In 2004 the Australian Government Office for Women commissioned the Australian Institute of Criminology to conduct a qualitative study of victim/survivor decision-making and coordinated responses to adult sexual assault. The research addresses gaps in knowledge about the social and personal contingencies that influence victim/survivors' help-seeking behaviour and their decisions in respect of the criminal justice system and on the efficacy of coordinated service responses to sexual assault.
The study was based on interviews with 36 female victim/survivors of adult sexual assault and 65 sexual assault counsellors. The study also collected qualitative information on sexual assault workers' perceptions of the efficacy of coordinated service provision and their recommendations for improving service delivery.
The study finds, overall, that women's decisions about where to seek help and the responses of the recipients of their disclosures are patterned by a spectrum of social and personal factors that, for the most part, perpetuate the silencing of survivors. While the response of the criminal justice system has improved, all too often it continues to be implicated in secondary victimisation and in maintaining the secrecy around sexual assault. Many research participants were disillusioned with the criminal justice system, but their participation in the study was motivated by the belief that system change is possible. Recommendations put forward in the report largely focus on improving social responses to sexual assault and promoting organisational change.

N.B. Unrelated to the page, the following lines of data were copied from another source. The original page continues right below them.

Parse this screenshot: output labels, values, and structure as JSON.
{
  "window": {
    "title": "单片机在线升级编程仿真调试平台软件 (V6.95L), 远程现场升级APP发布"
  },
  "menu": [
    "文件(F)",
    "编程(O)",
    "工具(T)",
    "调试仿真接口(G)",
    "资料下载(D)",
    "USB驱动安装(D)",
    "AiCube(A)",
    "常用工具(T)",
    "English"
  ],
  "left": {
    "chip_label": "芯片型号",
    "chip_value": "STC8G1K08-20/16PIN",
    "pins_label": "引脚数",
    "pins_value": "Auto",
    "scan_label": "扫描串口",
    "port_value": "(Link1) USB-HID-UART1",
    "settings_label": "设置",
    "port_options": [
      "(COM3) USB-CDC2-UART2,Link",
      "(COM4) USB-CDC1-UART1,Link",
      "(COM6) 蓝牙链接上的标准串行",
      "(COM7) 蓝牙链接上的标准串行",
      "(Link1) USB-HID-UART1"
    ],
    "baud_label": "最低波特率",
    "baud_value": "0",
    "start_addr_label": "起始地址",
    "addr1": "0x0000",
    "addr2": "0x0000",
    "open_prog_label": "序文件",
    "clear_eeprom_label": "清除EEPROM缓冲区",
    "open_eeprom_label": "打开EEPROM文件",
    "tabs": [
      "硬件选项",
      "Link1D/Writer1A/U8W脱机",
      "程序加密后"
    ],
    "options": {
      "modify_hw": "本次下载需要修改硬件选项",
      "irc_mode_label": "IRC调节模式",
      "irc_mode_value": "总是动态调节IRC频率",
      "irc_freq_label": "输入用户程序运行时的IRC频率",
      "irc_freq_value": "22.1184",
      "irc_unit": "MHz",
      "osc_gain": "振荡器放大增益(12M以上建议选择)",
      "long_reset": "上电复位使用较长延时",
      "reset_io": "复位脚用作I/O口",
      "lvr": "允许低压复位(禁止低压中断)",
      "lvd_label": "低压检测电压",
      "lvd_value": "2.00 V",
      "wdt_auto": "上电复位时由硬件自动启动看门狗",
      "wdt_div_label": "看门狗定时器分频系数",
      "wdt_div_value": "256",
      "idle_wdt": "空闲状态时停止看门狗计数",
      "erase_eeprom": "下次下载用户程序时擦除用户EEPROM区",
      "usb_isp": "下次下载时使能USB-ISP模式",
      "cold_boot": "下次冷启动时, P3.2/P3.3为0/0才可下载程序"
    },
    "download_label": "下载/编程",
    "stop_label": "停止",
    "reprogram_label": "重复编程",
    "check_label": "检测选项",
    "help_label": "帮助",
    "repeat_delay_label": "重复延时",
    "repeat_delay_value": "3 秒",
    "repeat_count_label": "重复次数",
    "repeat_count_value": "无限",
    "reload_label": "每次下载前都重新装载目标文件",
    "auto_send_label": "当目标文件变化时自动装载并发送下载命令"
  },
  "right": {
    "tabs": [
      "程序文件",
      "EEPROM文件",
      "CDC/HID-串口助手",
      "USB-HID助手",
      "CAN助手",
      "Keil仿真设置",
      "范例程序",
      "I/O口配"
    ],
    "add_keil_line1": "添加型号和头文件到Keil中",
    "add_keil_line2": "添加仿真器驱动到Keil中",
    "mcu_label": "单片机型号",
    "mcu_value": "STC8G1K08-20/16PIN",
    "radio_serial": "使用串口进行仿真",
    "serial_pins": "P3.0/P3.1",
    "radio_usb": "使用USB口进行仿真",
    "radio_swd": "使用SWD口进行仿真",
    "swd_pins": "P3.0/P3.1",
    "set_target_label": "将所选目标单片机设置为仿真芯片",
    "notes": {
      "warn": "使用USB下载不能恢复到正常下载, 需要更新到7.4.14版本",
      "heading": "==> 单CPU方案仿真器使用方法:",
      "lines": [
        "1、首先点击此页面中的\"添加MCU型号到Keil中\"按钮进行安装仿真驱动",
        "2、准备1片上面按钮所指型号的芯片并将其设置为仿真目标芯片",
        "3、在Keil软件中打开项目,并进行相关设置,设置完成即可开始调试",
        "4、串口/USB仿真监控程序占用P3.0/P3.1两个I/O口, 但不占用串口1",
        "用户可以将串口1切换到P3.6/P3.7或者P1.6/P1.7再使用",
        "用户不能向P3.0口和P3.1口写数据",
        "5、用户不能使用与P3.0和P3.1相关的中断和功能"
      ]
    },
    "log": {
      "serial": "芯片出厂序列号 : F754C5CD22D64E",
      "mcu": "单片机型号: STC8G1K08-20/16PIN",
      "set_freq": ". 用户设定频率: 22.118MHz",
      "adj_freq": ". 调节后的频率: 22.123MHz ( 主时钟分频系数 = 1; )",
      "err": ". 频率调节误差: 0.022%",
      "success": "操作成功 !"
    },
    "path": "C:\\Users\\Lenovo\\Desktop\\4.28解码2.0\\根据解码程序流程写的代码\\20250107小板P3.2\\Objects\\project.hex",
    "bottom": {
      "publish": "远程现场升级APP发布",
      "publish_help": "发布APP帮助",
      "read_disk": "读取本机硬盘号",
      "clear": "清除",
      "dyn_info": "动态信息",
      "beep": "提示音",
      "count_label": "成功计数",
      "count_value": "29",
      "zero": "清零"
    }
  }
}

A report prepared by the Australian Institute of Criminology for the Australian Government's Office for Women.